Eventually you reach the temple of the Goddess; most Asari are no longer religious, but their ancestors credited the Goddess with giving them various knowledge, such as the cycles of the moon for harvesting, the making of metal for weapons, and so on. Approaching the statue, you feel the buzzings of a vision, and immediately intuit the truth: the Goddess is a Prothean beacon! Like the one back on Eden Prime all these years ago! Instantly, dozens of thousands of years fall into place and make sense. It isn't accidental that the Asari have grown into such an influential position within the galaxy: they (or at least the people at the highest level of religion and government) had access to Prothean data, the apex of the most advanced civilization before the prior Reaper invasion. Granted, it's almost impossible to comprehend the Protheans, but every scrap the Asari could decipher advanced their society by hundreds or thousands of years. That's all fine; the part that sucks, though, is that the Asari have selfishly kept this beacon secret to themselves even after meeting other races. This has ensured continues Asari superiority, but indicates a colossal wasted opportunity. If they had shared this knowledge, then the whole galaxy could have benefited from the Protheans' knowledge, and as a result might actually have been prepared for the war.

A Prothean intelligence makes contact and fills you in with some interesting tidbits of knowledge. One, which I'd mentioned above, was that the Reapers aren't the top of the hierarchy; some other thing behind them controls or compels them to repeat their cycle of annihilation. And it is a cycle: the Protheans themselves were aware of previous civilizations lost in earlier cycles, and realized that the patterns of destruction were eerily similar. In their time as in ours, a splinter group thought that they could dominate the Reapers, and so betrayed the Protheans working on the Crucible and destroyed the war effort from within.  Shades of Cerberus! The intelligence (or whatever) directing the Reapers seems to have a great deal of control over the organics as well, in ways that the Protheans never understood.

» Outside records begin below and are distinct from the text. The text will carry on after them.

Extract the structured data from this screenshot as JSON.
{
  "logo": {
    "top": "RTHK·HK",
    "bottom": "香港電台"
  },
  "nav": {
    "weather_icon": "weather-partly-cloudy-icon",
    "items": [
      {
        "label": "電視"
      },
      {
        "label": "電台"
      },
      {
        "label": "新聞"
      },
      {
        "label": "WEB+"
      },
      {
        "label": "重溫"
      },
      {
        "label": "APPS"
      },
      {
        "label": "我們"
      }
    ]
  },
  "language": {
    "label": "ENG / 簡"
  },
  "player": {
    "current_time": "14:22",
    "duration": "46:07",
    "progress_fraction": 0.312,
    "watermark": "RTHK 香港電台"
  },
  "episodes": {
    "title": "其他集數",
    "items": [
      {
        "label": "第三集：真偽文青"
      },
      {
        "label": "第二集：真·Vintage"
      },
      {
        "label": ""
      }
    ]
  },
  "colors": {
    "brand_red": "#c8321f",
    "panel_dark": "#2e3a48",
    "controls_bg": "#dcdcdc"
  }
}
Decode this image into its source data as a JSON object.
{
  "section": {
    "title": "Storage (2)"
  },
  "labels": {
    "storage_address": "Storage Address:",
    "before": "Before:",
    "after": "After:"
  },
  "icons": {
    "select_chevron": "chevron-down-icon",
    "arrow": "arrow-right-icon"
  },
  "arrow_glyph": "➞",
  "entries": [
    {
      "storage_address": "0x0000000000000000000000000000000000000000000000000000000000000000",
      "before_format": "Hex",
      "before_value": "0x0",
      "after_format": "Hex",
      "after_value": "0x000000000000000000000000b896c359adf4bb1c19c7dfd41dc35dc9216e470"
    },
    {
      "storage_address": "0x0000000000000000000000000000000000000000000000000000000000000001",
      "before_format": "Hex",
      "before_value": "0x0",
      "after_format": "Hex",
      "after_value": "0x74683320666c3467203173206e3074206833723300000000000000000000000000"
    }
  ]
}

More immediately and surprisingly, I learned that the Crucible itself was NOT of Prothean origin. Much as we had learned of it from them, the Protheans had found plans for the Crucible from the species who had been extinguished 50,000 years before them, who in turn had learned of it from their own predecessors. This cycle has been going on for a very long time, and I can understand why the Prothean is skeptical that we might be the race that finally breaks free. I'll show him, though! I'll show them all!

First of all, I need to show Cerberus. There's a very frustrating case of forced failure at the end of your time in Thessia, when Kai Leng shows up with a gunship, shoots up your team, and takes the Prothean artifact. I re-played the fight three times and am pretty sure that the game doesn't let you beat him; it switches to a cut-scene once you get his health low enough. It's a bit glaring just compared to the incredible flexibility of the rest of the game, which has multiple possible outcomes for pretty much every encounter. It's also a big part of the reason why I think I'm heading to the endgame: dramatically, this feels like a late-game twist.

And, that's where I am at the moment. Just need to finish a bunch more simple fetch quests and then I'll take my vengeance!


Yet another reason why I think I'm near the end: my Effective Military Strength is getting awfully high. I don't know exactly what the maximum is, but I'm getting close to 7,000, with a 100% Galaxy at War readiness rating. It looks like the "minimum" (I presume to get the worst ending) is just around 2,000, and my bar has been completely filled since around the time I reached 5,000, so further improvements to that score aren't even registering anymore. I'm sure I'll continue to play multiplayer until I finish the single-player game, but it's nice to feel like I have some breathing room so I don't need to worry too much about the score slipping a bit.

Let's keep on pushing. Once more unto the breach, dear friends!